Alfano, Sean. "Death Penalty Deters Murders, Studies Say." CBSNews. CBS Interactive, 11 June
2007. Web. 05 Apr. 2016.
"Bureau of Justice Statistics (BJS) - Federal Prisons." Federal Prisons. Bureau of Justice
Statistics, n.d. Web. 05 Apr. 2016.
Cohen, Adam. "Stevens' Powerful Anti-Death-Penalty Views." Time. Time Inc., 01 Dec. 2010.
Web. 10 Mar. 2016.
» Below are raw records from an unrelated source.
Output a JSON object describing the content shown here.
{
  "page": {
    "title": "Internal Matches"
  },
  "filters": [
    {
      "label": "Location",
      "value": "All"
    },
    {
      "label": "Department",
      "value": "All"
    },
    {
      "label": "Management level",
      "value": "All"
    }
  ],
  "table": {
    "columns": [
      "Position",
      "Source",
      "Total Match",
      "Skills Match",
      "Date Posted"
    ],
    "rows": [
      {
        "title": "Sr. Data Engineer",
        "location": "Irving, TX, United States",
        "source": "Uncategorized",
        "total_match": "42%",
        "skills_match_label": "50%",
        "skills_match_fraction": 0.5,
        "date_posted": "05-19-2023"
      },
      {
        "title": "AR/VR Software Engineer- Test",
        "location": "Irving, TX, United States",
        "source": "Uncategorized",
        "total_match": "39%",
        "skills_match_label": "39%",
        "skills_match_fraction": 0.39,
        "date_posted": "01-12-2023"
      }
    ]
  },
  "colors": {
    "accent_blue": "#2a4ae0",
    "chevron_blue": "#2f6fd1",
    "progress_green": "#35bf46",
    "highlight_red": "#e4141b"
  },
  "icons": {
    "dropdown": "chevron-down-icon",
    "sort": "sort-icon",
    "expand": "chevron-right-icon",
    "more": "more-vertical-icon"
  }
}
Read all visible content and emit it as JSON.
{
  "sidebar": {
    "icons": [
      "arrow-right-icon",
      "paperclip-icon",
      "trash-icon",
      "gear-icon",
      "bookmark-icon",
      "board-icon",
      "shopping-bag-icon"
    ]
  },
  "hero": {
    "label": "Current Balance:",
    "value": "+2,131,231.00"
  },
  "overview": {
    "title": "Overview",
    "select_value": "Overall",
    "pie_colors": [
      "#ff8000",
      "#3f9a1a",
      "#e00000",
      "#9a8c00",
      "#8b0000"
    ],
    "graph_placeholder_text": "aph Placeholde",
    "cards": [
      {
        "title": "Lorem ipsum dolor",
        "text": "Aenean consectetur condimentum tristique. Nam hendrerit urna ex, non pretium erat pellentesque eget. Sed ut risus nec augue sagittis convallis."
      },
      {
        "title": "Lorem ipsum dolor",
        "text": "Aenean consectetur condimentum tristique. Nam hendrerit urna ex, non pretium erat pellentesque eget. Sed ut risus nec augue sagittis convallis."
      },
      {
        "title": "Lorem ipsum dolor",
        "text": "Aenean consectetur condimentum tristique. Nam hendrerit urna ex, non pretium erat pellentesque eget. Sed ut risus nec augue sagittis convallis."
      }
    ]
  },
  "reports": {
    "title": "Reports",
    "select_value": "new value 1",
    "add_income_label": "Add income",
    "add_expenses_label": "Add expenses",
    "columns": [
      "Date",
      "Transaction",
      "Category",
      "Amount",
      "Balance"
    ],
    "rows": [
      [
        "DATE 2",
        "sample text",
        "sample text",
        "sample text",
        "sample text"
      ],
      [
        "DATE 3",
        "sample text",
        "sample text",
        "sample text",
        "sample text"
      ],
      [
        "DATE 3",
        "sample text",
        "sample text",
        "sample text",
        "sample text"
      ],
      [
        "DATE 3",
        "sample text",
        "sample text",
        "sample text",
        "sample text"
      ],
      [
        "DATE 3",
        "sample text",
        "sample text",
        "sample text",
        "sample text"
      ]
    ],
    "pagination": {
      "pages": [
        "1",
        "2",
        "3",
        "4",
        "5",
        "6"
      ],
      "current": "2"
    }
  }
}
"DPIC. Death Penalty Info Center. Deathpenaltyinfo.org, n.d. Web. 05 Apr. 2016.
Head, Tom. "5 Common Arguments for the Death Penalty." About.com News & Issues. About
News, 14 Dec. 2014. Web. 10 Mar. 2016.
Lopatto, Elizabeth. "How Many Innocent People Are Sentenced To Death?" Forbes. Forbes
Magazine, 29 Apr. 2014. Web. 05 Apr. 2016.